it does oxygenate better than bubbles -- any sort of churning of the water even if not a powerhead. gases dissolve very fast... if the molecules are turning over constantly, no way bubbles can compete... plus reduces microbial growth.

Mr_Death_himself
Mr_Death_himself

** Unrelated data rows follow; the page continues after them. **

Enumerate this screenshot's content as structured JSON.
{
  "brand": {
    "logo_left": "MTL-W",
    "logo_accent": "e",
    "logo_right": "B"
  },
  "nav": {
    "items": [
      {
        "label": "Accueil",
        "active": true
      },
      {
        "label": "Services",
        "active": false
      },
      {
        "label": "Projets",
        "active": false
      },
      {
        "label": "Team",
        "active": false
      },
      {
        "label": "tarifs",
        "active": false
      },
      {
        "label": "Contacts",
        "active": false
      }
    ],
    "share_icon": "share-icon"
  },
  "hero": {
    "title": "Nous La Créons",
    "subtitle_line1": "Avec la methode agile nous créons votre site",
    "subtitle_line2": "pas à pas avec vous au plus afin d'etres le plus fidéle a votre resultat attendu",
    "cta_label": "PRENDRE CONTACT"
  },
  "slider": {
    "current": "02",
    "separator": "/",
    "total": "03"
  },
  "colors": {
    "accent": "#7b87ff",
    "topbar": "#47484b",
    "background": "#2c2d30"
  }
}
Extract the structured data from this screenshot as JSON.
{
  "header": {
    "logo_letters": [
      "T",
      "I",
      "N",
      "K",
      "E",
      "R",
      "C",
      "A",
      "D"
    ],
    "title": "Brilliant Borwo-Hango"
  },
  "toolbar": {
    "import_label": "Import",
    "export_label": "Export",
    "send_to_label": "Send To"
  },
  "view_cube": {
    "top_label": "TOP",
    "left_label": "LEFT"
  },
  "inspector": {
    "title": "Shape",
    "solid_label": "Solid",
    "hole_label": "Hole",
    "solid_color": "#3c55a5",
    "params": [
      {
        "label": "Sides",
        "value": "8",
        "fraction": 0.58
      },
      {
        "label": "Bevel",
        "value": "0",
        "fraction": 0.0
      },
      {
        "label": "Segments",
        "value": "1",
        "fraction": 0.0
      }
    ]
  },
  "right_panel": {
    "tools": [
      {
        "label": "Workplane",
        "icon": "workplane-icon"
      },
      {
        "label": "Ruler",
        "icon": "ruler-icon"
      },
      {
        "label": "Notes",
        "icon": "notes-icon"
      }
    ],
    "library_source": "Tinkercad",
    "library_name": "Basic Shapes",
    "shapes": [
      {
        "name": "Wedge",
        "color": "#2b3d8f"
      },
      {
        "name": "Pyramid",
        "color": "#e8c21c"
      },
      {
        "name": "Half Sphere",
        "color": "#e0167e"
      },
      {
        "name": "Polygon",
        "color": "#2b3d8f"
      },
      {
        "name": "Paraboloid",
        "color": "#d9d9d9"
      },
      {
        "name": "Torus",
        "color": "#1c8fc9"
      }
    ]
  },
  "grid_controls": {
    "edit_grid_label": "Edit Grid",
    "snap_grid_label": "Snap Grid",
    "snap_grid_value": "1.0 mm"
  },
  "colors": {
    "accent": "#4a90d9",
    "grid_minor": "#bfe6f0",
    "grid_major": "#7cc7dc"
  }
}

@NobodysBuds, dude the powerhead is such a great idea. I use one in my fish tsnk to get more oxygen through the water, never thought to use one in a hydro setup. Not sure it'll work crash hot in my dwc as the root ball would get diced, but you have certainly given a great idea to use. Thank you